### Dataset excerpts
________________
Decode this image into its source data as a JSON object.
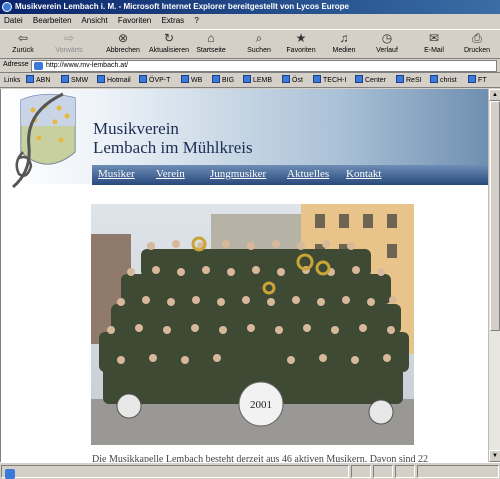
{
  "window": {
    "title": "Musikverein Lembach i. M. - Microsoft Internet Explorer bereitgestellt von Lycos Europe"
  },
  "menu": [
    "Datei",
    "Bearbeiten",
    "Ansicht",
    "Favoriten",
    "Extras",
    "?"
  ],
  "toolbar": {
    "back": "Zurück",
    "forward": "Vorwärts",
    "stop": "Abbrechen",
    "refresh": "Aktualisieren",
    "home": "Startseite",
    "search": "Suchen",
    "favorites": "Favoriten",
    "media": "Medien",
    "history": "Verlauf",
    "mail": "E-Mail",
    "print": "Drucken"
  },
  "address": {
    "label": "Adresse",
    "url": "http://www.mv-lembach.at/"
  },
  "links": {
    "label": "Links",
    "items": [
      "ABN",
      "SMW",
      "Hotmail",
      "ÖVP-T",
      "WB",
      "BIG",
      "LEMB",
      "Öst",
      "TECH-I",
      "Center",
      "ReSI",
      "christ",
      "FT"
    ]
  },
  "site": {
    "title_line1": "Musikverein",
    "title_line2": "Lembach im Mühlkreis",
    "nav": [
      "Musiker",
      "Verein",
      "Jungmusiker",
      "Aktuelles",
      "Kontakt"
    ],
    "drum_label": "2001",
    "body_text": "Die Musikkapelle Lembach besteht derzeit aus 46 aktiven Musikern. Davon sind 22"
  },
  "colors": {
    "banner_text": "#1c2e55",
    "nav_bg": "#27497c",
    "titlebar": "#0a246a"
  }
}
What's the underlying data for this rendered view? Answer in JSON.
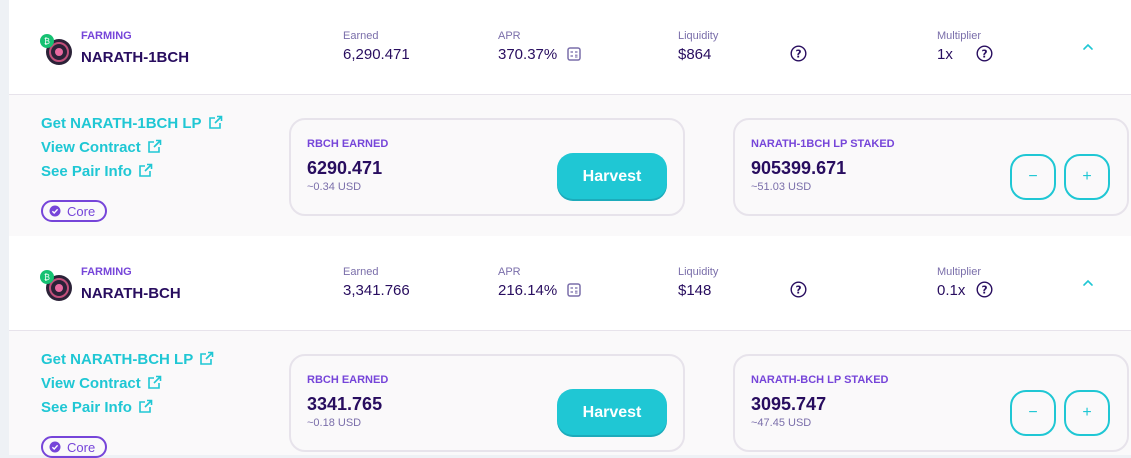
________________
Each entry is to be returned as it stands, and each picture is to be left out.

Decode this image into its source data as a JSON object.
{
  "window": {
    "title": "Musikverein Lembach i. M. - Microsoft Internet Explorer bereitgestellt von Lycos Europe"
  },
  "menu": [
    "Datei",
    "Bearbeiten",
    "Ansicht",
    "Favoriten",
    "Extras",
    "?"
  ],
  "toolbar": {
    "back": "Zurück",
    "forward": "Vorwärts",
    "stop": "Abbrechen",
    "refresh": "Aktualisieren",
    "home": "Startseite",
    "search": "Suchen",
    "favorites": "Favoriten",
    "media": "Medien",
    "history": "Verlauf",
    "mail": "E-Mail",
    "print": "Drucken"
  },
  "address": {
    "label": "Adresse",
    "url": "http://www.mv-lembach.at/"
  },
  "links": {
    "label": "Links",
    "items": [
      "ABN",
      "SMW",
      "Hotmail",
      "ÖVP-T",
      "WB",
      "BIG",
      "LEMB",
      "Öst",
      "TECH-I",
      "Center",
      "ReSI",
      "christ",
      "FT"
    ]
  },
  "site": {
    "title_line1": "Musikverein",
    "title_line2": "Lembach im Mühlkreis",
    "nav": [
      "Musiker",
      "Verein",
      "Jungmusiker",
      "Aktuelles",
      "Kontakt"
    ],
    "drum_label": "2001",
    "body_text": "Die Musikkapelle Lembach besteht derzeit aus 46 aktiven Musikern. Davon sind 22"
  },
  "colors": {
    "banner_text": "#1c2e55",
    "nav_bg": "#27497c",
    "titlebar": "#0a246a"
  }
}
What's the underlying data for this rendered view? Answer in JSON.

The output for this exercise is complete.